A clinically validated treatment for many cancers is cancer immunotherapy. Cancer vaccines, oncolytic viruses and adoptive transfer of ex vivo activated T and natural killer cells are some of the immunotherapeutic strategies. Monoclonal antibody blocking of cytotoxic T lymphocyte-associated protein 4 (CTLA-4), programmed cell death protein 1 (PD1) and such other immunotherapeutic regimes are highly successful and this has given a boost to the development of immunotherapy in India.

The background story of Cancer

It is an age-old idea to exploit the host’s immune system to treat cancer and it is based on the insight that the immune system can eliminate malignant cells during the transformation in a process termed as immune surveillance. A combination of genetic and epigenetic changes plays an important role in the birth of individual human tumours and their long life. At the same time, these changes create foreign antigens, which are also called as the neo-antigens. They should render neoplastic cells detectable by the immune system and target them for destruction. However, cancer cells manage to escape immune recognition and subsequent destruction, although the immune system is capable of noticing differences in protein structure at the atomic level. There is the development of multiple resistant mechanisms by tumours, including local immune evasion, induction of tolerance and systemic disruption of T cell signalling.

The fact that cancer cells are particularly efficient at suppressing the natural immune response is known to the scientists for long. This has made most treatments exploit other means including surgery, radiation therapy and chemotherapy to exploit other means.

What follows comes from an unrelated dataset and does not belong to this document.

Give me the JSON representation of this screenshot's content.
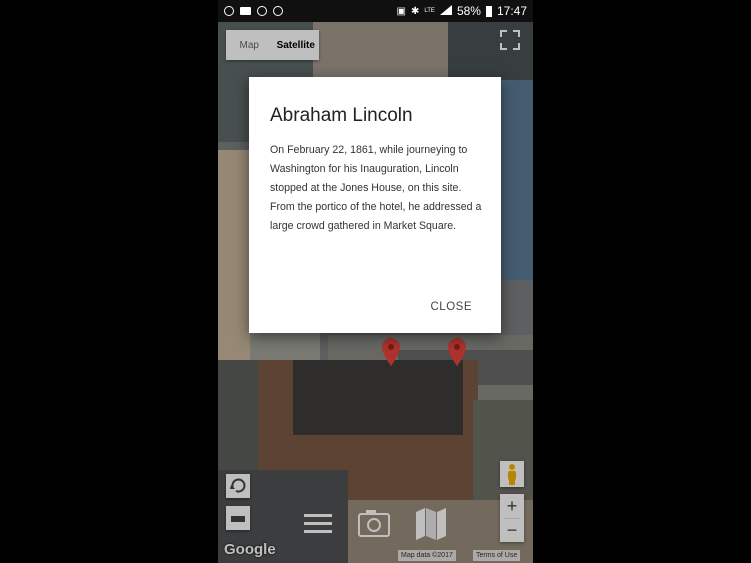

The present scenario

In the present days, cancer immunotherapy is becoming more and more successful. Stimulating effector mechanisms and counteracting inhibitory and suppressive mechanisms are various approaches, which the oncology doctors in Kolkata use in immunotherapies against existing cancers. Vaccination with tumour antigens or augmentation of antigen presentations is one of the strategies used to activate effector immune cells. This leads to an increased ability of the patient’s own immune system to mount an immune response against neoplastic cells. Adoptive cellular therapy (ACT) is included in additional stimulatory strategies, which are applied in an attempt to administer immune cells directly to patients, the administration of oncolytic viruses (OVs) for the initiation of systemic antitumour immunity and the use of antibodies that target the members of the tumour necrosis factor receptor superfamily so as to supply co-stimulatory signals to enhance T cell activity. The use of antibodies as a means to diminish regulatory T-cells (CD25-targeted antibodies), the use of antibodies against immune-checkpoint molecules such as CTLA-4 and PD-1 and chemotherapy (cyclophosphamide) are some strategies to neutralize immunosuppressor mechanisms.